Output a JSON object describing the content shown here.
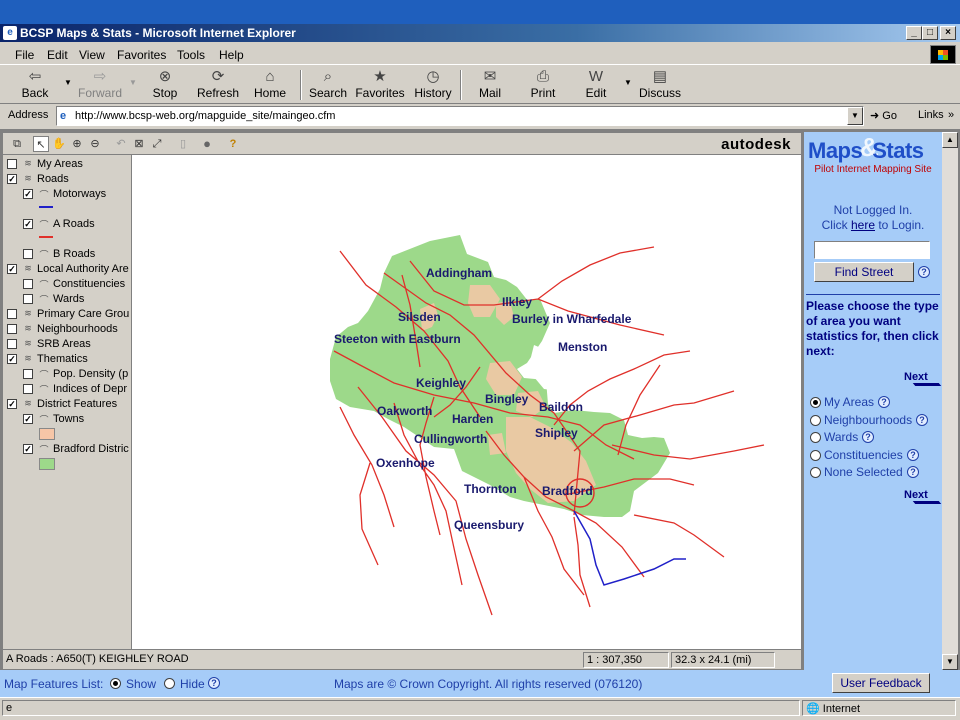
{
  "window": {
    "title": "BCSP Maps & Stats - Microsoft Internet Explorer",
    "min": "_",
    "max": "□",
    "close": "×"
  },
  "menu": [
    "File",
    "Edit",
    "View",
    "Favorites",
    "Tools",
    "Help"
  ],
  "toolbar": {
    "back": "Back",
    "forward": "Forward",
    "stop": "Stop",
    "refresh": "Refresh",
    "home": "Home",
    "search": "Search",
    "favorites": "Favorites",
    "history": "History",
    "mail": "Mail",
    "print": "Print",
    "edit": "Edit",
    "discuss": "Discuss"
  },
  "address": {
    "label": "Address",
    "url": "http://www.bcsp-web.org/mapguide_site/maingeo.cfm",
    "go": "Go",
    "links": "Links"
  },
  "map_toolbar": {
    "brand": "autodesk"
  },
  "layers": [
    {
      "label": "My Areas",
      "checked": false,
      "indent": 0
    },
    {
      "label": "Roads",
      "checked": true,
      "indent": 0
    },
    {
      "label": "Motorways",
      "checked": true,
      "indent": 1
    },
    {
      "label": "A Roads",
      "checked": true,
      "indent": 1
    },
    {
      "label": "B Roads",
      "checked": false,
      "indent": 1
    },
    {
      "label": "Local Authority Are",
      "checked": true,
      "indent": 0
    },
    {
      "label": "Constituencies",
      "checked": false,
      "indent": 1
    },
    {
      "label": "Wards",
      "checked": false,
      "indent": 1
    },
    {
      "label": "Primary Care Grou",
      "checked": false,
      "indent": 0
    },
    {
      "label": "Neighbourhoods",
      "checked": false,
      "indent": 0
    },
    {
      "label": "SRB Areas",
      "checked": false,
      "indent": 0
    },
    {
      "label": "Thematics",
      "checked": true,
      "indent": 0
    },
    {
      "label": "Pop. Density (p",
      "checked": false,
      "indent": 1
    },
    {
      "label": "Indices of Depr",
      "checked": false,
      "indent": 1
    },
    {
      "label": "District Features",
      "checked": true,
      "indent": 0
    },
    {
      "label": "Towns",
      "checked": true,
      "indent": 1
    },
    {
      "label": "Bradford Distric",
      "checked": true,
      "indent": 1
    }
  ],
  "map_places": [
    "Addingham",
    "Ilkley",
    "Silsden",
    "Burley in Wharfedale",
    "Steeton with Eastburn",
    "Menston",
    "Keighley",
    "Bingley",
    "Baildon",
    "Oakworth",
    "Harden",
    "Shipley",
    "Cullingworth",
    "Oxenhope",
    "Thornton",
    "Bradford",
    "Queensbury"
  ],
  "map_status": {
    "feature": "A Roads : A650(T) KEIGHLEY ROAD",
    "scale": "1 : 307,350",
    "size": "32.3 x 24.1 (mi)"
  },
  "sidebar": {
    "logo_a": "Maps",
    "logo_amp": "&",
    "logo_b": "Stats",
    "subtitle": "Pilot Internet Mapping Site",
    "login_line1": "Not Logged In.",
    "login_click": "Click ",
    "login_here": "here",
    "login_to": " to Login.",
    "find_street": "Find Street",
    "prompt": "Please choose the type of area you want statistics for, then click next:",
    "next": "Next",
    "help": "?",
    "options": [
      {
        "label": "My Areas",
        "selected": true
      },
      {
        "label": "Neighbourhoods",
        "selected": false
      },
      {
        "label": "Wards",
        "selected": false
      },
      {
        "label": "Constituencies",
        "selected": false
      },
      {
        "label": "None Selected",
        "selected": false
      }
    ]
  },
  "feature_bar": {
    "label": "Map Features List:",
    "show": "Show",
    "hide": "Hide",
    "copyright": "Maps are © Crown Copyright. All rights reserved (076120)",
    "feedback": "User Feedback"
  },
  "status": {
    "zone": "Internet"
  },
  "colors": {
    "towns": "#f7c6a7",
    "district": "#9dd98a",
    "roads": "#e0302a",
    "motorways": "#2020c8"
  }
}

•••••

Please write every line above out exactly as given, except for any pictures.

▶ _YOUR RESPONSE_
Output a JSON object describing the content shown here.
{
  "window": {
    "title": "BCSP Maps & Stats - Microsoft Internet Explorer",
    "min": "_",
    "max": "□",
    "close": "×"
  },
  "menu": [
    "File",
    "Edit",
    "View",
    "Favorites",
    "Tools",
    "Help"
  ],
  "toolbar": {
    "back": "Back",
    "forward": "Forward",
    "stop": "Stop",
    "refresh": "Refresh",
    "home": "Home",
    "search": "Search",
    "favorites": "Favorites",
    "history": "History",
    "mail": "Mail",
    "print": "Print",
    "edit": "Edit",
    "discuss": "Discuss"
  },
  "address": {
    "label": "Address",
    "url": "http://www.bcsp-web.org/mapguide_site/maingeo.cfm",
    "go": "Go",
    "links": "Links"
  },
  "map_toolbar": {
    "brand": "autodesk"
  },
  "layers": [
    {
      "label": "My Areas",
      "checked": false,
      "indent": 0
    },
    {
      "label": "Roads",
      "checked": true,
      "indent": 0
    },
    {
      "label": "Motorways",
      "checked": true,
      "indent": 1
    },
    {
      "label": "A Roads",
      "checked": true,
      "indent": 1
    },
    {
      "label": "B Roads",
      "checked": false,
      "indent": 1
    },
    {
      "label": "Local Authority Are",
      "checked": true,
      "indent": 0
    },
    {
      "label": "Constituencies",
      "checked": false,
      "indent": 1
    },
    {
      "label": "Wards",
      "checked": false,
      "indent": 1
    },
    {
      "label": "Primary Care Grou",
      "checked": false,
      "indent": 0
    },
    {
      "label": "Neighbourhoods",
      "checked": false,
      "indent": 0
    },
    {
      "label": "SRB Areas",
      "checked": false,
      "indent": 0
    },
    {
      "label": "Thematics",
      "checked": true,
      "indent": 0
    },
    {
      "label": "Pop. Density (p",
      "checked": false,
      "indent": 1
    },
    {
      "label": "Indices of Depr",
      "checked": false,
      "indent": 1
    },
    {
      "label": "District Features",
      "checked": true,
      "indent": 0
    },
    {
      "label": "Towns",
      "checked": true,
      "indent": 1
    },
    {
      "label": "Bradford Distric",
      "checked": true,
      "indent": 1
    }
  ],
  "map_places": [
    "Addingham",
    "Ilkley",
    "Silsden",
    "Burley in Wharfedale",
    "Steeton with Eastburn",
    "Menston",
    "Keighley",
    "Bingley",
    "Baildon",
    "Oakworth",
    "Harden",
    "Shipley",
    "Cullingworth",
    "Oxenhope",
    "Thornton",
    "Bradford",
    "Queensbury"
  ],
  "map_status": {
    "feature": "A Roads : A650(T) KEIGHLEY ROAD",
    "scale": "1 : 307,350",
    "size": "32.3 x 24.1 (mi)"
  },
  "sidebar": {
    "logo_a": "Maps",
    "logo_amp": "&",
    "logo_b": "Stats",
    "subtitle": "Pilot Internet Mapping Site",
    "login_line1": "Not Logged In.",
    "login_click": "Click ",
    "login_here": "here",
    "login_to": " to Login.",
    "find_street": "Find Street",
    "prompt": "Please choose the type of area you want statistics for, then click next:",
    "next": "Next",
    "help": "?",
    "options": [
      {
        "label": "My Areas",
        "selected": true
      },
      {
        "label": "Neighbourhoods",
        "selected": false
      },
      {
        "label": "Wards",
        "selected": false
      },
      {
        "label": "Constituencies",
        "selected": false
      },
      {
        "label": "None Selected",
        "selected": false
      }
    ]
  },
  "feature_bar": {
    "label": "Map Features List:",
    "show": "Show",
    "hide": "Hide",
    "copyright": "Maps are © Crown Copyright. All rights reserved (076120)",
    "feedback": "User Feedback"
  },
  "status": {
    "zone": "Internet"
  },
  "colors": {
    "towns": "#f7c6a7",
    "district": "#9dd98a",
    "roads": "#e0302a",
    "motorways": "#2020c8"
  }
}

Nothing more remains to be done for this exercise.